That was Ryan in an interview with author Tim Alberta, for Alberta’s new book about Trump’s takeover of the GOP, “American Carnage.”
We already knew what Ryan really felt about Trump. During the campaign, he accused Trump of saying things that are “the textbook definition of racism.” He abandoned Trump after the “Access Hollywood” tape came out a month before the election, urging his colleagues in Congress to do the same.
But it’s still unusual to hear Ryan admonish Trump in public, especially in such frank language. (Trump “didn’t know anything about government,” Ryan says in the book.) And it raises the question: What does Ryan get out of being honest now?
A tweetstorm from Trump is what he got — allowing Trump to throw mud on Ryan without Ryan really having a platform anymore to fight back.
Trump continued to hammer Ryan in front of reporters Friday.
Save Ryan’s former 2012 presidential running mate, Mitt Romney, no one in Congress is taking the opportunity to echo Ryan. Which underscores: If Ryan wanted to fight back against the Trumpification of the Republican Party, he’s a little late. He abruptly retired from the speakership and Congress in 2018 and has been out of the spotlight since.
During his leadership, he turned off never-Trumpers who were hoping Ryan might be a voice of conscience within the Republican Party. Instead, Ryan tried to make peace with Trump while, he says in the book, steering him from making bad decisions. Ryan got a tax bill out of it and an Obamacare repeal bill passed through the House (even though it never made it through the Senate). “Don’t expect Ryan to be the GOP’s next anti-Trumper,” I wrote as he retired. I was largely right — until, for some reason, now.
Ryan must have known the reaction his comments would elicit from Trump. Ryan had a front-row seat to how Trump went after and assured the destruction of any Republican who tried to speak out against him. A sitting congressman, Mark Sanford, lost his job in large part for being anti-Trump. Others very nearly lost their primaries. Still others retired first, then spoke out against Trump. Trump still occasionally takes shots at the late senator John McCain, who regularly criticized Trump’s foreign policy.
Ryan would try to split the difference between pro-Trumpers and the never-Trumpers in the Republican Party by saying he disagreed with things Trump said or did.
Now, though, he’s openly chatting about how he disliked Trump as a leader, as a person. In the process, he’s turning off the Trumpers, who at least let him leave Congress on amiable terms.

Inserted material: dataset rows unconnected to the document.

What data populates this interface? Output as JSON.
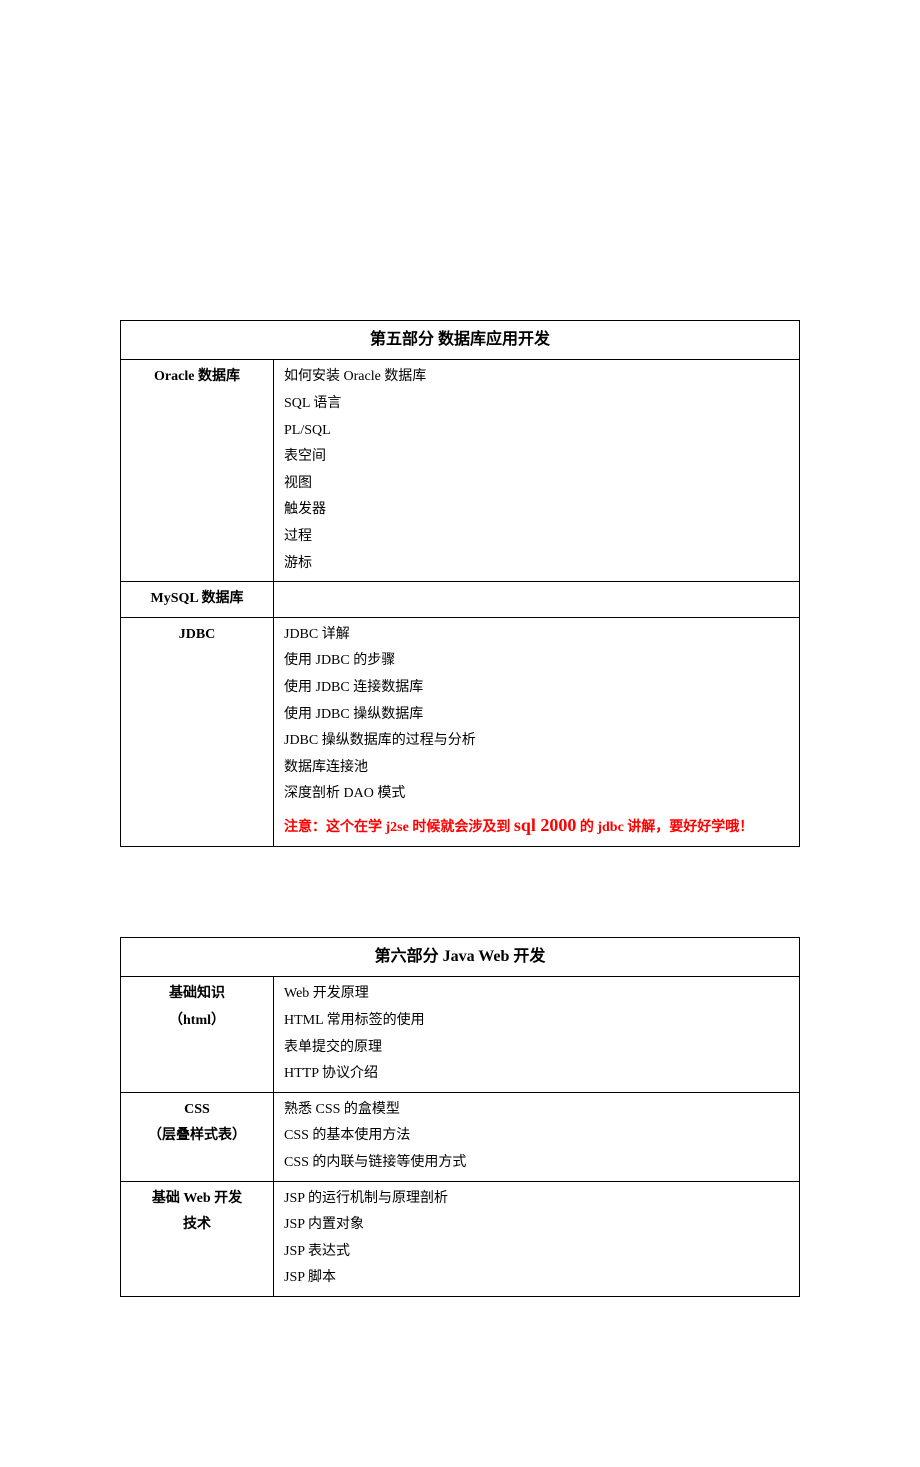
{
  "section5": {
    "title": "第五部分  数据库应用开发",
    "rows": [
      {
        "left": "Oracle 数据库",
        "items": [
          "如何安装 Oracle 数据库",
          "SQL 语言",
          "PL/SQL",
          "表空间",
          "视图",
          "触发器",
          "过程",
          "游标"
        ]
      },
      {
        "left": "MySQL 数据库",
        "items": []
      },
      {
        "left": "JDBC",
        "items": [
          "JDBC 详解",
          "使用 JDBC 的步骤",
          "使用 JDBC 连接数据库",
          "使用 JDBC 操纵数据库",
          "JDBC 操纵数据库的过程与分析",
          "数据库连接池",
          "深度剖析 DAO 模式"
        ],
        "note_pre": "注意：这个在学 j2se 时候就会涉及到  ",
        "note_big": "sql 2000",
        "note_post": "  的 jdbc 讲解，要好好学哦！"
      }
    ]
  },
  "section6": {
    "title": "第六部分  Java Web 开发",
    "rows": [
      {
        "left_line1": "基础知识",
        "left_line2": "（html）",
        "items": [
          "Web 开发原理",
          "HTML 常用标签的使用",
          "表单提交的原理",
          "HTTP 协议介绍"
        ]
      },
      {
        "left_line1": "CSS",
        "left_line2": "（层叠样式表）",
        "items": [
          "熟悉 CSS 的盒模型",
          "CSS 的基本使用方法",
          "CSS 的内联与链接等使用方式"
        ]
      },
      {
        "left_line1": "基础 Web 开发",
        "left_line2": "技术",
        "items": [
          "JSP 的运行机制与原理剖析",
          "JSP 内置对象",
          "JSP 表达式",
          "JSP 脚本"
        ]
      }
    ]
  }
}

The Republicans still in Congress have adapted to survive. Senate Majority Leader Mitch McConnell, facing reelection next year in pro-Trump Kentucky, is embracing Trump in ways he might not have a few years back. Same with Trump-critic-turned-Trump-cheerleader Sen. Lindsey O. Graham, who is on the ballot in 2020 in South Carolina. There is no room for any daylight between Trump and Republicans in Congress anymore, and these two senators epitomize that.
Ryan did the same as speaker, but he ultimately chose to leave rather than keep playing what must be an exhausting game. After a year out of the spotlight, he’s putting himself on record saying that Republicans have been doing it wrong.
Which suggests that while he was in power, he was doing it wrong, too. So why speak out now?